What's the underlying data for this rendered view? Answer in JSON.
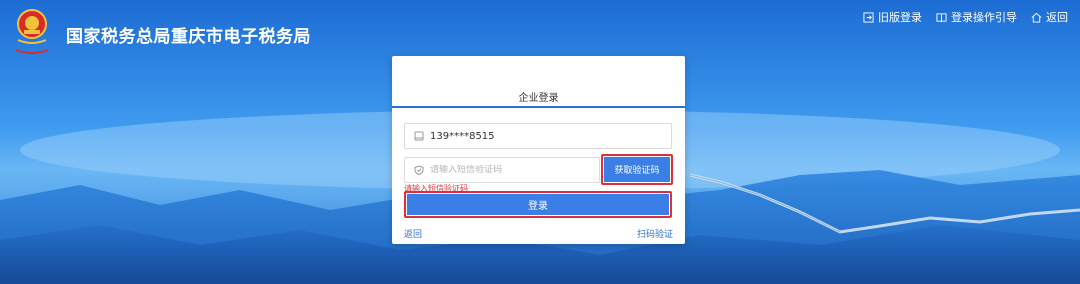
{
  "header": {
    "site_title": "国家税务总局重庆市电子税务局",
    "links": {
      "old_version": "旧版登录",
      "guide": "登录操作引导",
      "back": "返回"
    }
  },
  "login": {
    "tab_label": "企业登录",
    "phone_value": "139****8515",
    "code_placeholder": "请输入短信验证码",
    "get_code_label": "获取验证码",
    "error_text": "请输入短信验证码",
    "login_label": "登录",
    "back_link": "返回",
    "scan_link": "扫码验证"
  },
  "colors": {
    "accent": "#3b7ee6",
    "highlight_border": "#e02f38",
    "link": "#2d6fd6"
  }
}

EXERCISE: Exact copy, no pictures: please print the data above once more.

TASK ANSWER:
What's the underlying data for this rendered view? Answer in JSON.
{
  "header": {
    "site_title": "国家税务总局重庆市电子税务局",
    "links": {
      "old_version": "旧版登录",
      "guide": "登录操作引导",
      "back": "返回"
    }
  },
  "login": {
    "tab_label": "企业登录",
    "phone_value": "139****8515",
    "code_placeholder": "请输入短信验证码",
    "get_code_label": "获取验证码",
    "error_text": "请输入短信验证码",
    "login_label": "登录",
    "back_link": "返回",
    "scan_link": "扫码验证"
  },
  "colors": {
    "accent": "#3b7ee6",
    "highlight_border": "#e02f38",
    "link": "#2d6fd6"
  }
}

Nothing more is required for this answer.